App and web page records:
-------

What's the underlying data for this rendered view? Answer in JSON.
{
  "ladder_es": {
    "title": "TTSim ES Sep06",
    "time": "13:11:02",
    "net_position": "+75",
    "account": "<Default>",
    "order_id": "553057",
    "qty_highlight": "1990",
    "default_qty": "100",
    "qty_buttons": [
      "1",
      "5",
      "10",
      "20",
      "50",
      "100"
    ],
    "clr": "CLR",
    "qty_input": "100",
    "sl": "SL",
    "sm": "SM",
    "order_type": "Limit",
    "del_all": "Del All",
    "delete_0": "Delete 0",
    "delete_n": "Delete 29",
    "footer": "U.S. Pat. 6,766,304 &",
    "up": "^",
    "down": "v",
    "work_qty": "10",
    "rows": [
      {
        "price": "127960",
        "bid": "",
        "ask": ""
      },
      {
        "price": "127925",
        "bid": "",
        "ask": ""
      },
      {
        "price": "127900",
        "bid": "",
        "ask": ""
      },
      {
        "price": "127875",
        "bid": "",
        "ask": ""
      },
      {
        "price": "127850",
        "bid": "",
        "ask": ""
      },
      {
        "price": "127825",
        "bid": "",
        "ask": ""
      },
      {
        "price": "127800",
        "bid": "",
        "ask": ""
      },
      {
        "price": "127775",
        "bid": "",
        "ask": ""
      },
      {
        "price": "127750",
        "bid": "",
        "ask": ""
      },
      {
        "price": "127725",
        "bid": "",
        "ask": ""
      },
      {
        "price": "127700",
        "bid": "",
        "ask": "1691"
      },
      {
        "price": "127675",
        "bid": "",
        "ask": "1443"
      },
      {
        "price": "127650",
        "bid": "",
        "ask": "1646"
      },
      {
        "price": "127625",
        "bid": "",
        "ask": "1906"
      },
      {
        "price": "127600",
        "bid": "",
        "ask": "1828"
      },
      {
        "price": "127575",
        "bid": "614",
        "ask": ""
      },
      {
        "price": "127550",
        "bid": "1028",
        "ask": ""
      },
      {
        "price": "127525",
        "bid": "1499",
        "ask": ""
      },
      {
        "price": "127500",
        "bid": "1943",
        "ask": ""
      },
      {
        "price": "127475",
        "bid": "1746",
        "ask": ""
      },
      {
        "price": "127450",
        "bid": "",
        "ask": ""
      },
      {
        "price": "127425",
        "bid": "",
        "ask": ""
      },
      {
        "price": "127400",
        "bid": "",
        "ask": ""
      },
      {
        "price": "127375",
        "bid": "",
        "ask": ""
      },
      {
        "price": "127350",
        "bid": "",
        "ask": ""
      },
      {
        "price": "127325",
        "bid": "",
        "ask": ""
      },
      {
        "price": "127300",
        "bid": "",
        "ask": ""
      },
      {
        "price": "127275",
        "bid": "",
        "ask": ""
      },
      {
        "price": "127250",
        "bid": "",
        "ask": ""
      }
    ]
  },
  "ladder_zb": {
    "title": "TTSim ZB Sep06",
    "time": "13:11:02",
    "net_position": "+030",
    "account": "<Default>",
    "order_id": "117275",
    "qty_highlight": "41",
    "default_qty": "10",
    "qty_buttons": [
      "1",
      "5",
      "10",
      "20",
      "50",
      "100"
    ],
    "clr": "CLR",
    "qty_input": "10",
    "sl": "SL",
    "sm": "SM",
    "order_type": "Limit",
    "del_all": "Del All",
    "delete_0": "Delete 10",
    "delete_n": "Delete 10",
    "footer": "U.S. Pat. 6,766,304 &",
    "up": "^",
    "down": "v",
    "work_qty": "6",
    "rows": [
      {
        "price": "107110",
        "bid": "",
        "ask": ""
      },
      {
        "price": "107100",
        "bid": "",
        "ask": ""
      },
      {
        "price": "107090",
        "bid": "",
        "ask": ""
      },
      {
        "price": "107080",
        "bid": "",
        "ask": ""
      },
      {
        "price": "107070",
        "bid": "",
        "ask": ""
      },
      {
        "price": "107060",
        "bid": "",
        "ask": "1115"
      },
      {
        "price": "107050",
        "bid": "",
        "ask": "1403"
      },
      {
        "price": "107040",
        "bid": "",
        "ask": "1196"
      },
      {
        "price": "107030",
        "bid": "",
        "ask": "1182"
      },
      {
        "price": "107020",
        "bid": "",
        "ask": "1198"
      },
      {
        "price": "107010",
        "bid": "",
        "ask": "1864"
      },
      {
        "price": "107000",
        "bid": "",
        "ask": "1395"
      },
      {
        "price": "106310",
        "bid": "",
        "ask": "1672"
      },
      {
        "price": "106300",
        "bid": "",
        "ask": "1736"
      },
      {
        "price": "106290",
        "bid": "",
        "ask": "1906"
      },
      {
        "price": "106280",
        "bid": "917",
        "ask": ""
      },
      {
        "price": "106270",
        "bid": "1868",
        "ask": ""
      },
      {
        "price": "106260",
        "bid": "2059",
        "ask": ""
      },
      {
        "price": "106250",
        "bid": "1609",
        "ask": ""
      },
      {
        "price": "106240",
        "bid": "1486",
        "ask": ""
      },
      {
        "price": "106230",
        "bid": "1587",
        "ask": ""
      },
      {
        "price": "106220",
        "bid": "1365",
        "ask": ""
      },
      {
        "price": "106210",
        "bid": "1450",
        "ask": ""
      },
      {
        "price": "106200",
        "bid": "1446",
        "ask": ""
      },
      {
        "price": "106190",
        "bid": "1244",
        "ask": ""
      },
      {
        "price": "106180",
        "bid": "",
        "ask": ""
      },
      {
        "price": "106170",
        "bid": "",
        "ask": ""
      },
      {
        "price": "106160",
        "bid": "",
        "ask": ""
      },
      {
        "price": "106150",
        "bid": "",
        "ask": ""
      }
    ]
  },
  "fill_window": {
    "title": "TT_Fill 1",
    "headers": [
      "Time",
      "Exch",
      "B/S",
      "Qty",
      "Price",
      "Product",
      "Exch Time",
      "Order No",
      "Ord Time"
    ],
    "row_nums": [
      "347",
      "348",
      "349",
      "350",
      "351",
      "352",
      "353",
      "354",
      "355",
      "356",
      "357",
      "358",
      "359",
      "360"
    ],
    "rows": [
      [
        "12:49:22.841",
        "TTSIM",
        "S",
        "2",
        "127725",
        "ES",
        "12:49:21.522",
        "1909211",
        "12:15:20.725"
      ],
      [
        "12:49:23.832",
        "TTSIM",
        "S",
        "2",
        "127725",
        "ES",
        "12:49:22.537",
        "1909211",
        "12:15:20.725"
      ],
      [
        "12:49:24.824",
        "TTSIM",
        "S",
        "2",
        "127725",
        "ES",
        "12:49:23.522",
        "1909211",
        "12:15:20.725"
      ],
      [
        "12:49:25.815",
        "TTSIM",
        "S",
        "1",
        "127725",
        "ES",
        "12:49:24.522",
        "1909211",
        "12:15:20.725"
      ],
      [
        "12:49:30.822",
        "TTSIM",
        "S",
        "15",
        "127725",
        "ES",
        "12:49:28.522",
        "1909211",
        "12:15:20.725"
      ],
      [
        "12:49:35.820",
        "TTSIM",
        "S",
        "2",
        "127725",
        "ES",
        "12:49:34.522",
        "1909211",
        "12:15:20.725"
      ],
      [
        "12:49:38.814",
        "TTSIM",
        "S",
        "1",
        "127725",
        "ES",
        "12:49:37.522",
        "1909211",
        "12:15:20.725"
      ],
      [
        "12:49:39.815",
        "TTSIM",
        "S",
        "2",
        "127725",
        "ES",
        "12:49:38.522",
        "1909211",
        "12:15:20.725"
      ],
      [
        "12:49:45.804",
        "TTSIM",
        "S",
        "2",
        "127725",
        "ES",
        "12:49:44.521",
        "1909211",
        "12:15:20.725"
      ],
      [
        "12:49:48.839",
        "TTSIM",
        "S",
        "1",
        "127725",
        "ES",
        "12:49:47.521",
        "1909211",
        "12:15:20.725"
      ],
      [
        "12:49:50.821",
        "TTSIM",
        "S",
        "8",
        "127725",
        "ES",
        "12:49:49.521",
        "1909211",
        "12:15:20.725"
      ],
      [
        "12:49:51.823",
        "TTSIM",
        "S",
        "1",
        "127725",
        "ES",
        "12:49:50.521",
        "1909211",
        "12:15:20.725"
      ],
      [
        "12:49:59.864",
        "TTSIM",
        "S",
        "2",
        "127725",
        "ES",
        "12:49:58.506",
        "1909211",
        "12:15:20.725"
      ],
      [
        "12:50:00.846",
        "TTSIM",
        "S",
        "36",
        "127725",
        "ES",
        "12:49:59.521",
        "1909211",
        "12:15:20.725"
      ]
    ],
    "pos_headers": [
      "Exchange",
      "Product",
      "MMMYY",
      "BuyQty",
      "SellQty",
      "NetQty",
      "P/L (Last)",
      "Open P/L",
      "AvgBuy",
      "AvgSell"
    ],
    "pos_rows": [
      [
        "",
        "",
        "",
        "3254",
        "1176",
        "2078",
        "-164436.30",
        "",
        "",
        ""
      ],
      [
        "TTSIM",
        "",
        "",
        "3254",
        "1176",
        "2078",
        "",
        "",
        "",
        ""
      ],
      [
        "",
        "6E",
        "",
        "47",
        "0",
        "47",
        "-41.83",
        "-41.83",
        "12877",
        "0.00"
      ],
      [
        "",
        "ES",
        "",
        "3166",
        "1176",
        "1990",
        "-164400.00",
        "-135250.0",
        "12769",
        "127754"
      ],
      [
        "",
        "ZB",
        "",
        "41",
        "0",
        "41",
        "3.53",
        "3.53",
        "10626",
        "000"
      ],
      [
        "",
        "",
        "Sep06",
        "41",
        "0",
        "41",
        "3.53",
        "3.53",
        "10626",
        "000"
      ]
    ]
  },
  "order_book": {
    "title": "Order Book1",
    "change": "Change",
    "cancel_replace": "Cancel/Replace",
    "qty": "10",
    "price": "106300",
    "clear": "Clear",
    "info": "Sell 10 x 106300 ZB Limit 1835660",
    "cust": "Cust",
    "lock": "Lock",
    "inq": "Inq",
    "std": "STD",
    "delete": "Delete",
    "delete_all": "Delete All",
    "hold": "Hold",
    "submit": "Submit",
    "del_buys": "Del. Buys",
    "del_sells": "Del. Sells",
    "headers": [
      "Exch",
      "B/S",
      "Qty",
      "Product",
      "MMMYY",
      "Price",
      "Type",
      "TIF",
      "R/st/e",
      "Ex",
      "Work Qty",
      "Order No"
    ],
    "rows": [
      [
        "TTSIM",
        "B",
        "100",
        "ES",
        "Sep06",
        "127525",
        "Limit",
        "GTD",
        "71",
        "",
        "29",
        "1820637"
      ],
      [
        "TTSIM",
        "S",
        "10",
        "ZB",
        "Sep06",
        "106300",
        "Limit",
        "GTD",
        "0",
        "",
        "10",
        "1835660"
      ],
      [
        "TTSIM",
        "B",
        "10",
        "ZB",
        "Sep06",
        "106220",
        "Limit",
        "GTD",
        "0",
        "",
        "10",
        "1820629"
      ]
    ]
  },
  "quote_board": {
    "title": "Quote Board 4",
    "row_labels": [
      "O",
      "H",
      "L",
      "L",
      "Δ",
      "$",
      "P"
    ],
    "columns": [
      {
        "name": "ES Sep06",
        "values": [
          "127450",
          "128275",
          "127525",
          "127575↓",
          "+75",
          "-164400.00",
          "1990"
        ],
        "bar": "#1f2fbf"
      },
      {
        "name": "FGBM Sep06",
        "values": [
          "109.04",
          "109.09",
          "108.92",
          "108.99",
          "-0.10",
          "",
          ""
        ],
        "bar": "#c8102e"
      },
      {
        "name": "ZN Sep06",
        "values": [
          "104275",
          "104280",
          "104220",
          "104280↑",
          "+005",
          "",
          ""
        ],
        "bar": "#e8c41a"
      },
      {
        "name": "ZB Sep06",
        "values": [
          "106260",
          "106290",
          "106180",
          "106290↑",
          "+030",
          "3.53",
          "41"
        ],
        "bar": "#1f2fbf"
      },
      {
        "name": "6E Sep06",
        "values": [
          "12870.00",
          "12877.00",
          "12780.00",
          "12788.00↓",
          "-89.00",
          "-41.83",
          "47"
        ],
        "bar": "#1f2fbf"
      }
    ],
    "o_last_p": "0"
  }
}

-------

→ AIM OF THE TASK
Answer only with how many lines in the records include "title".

→ OUTPUT FOR THIS EXERCISE
5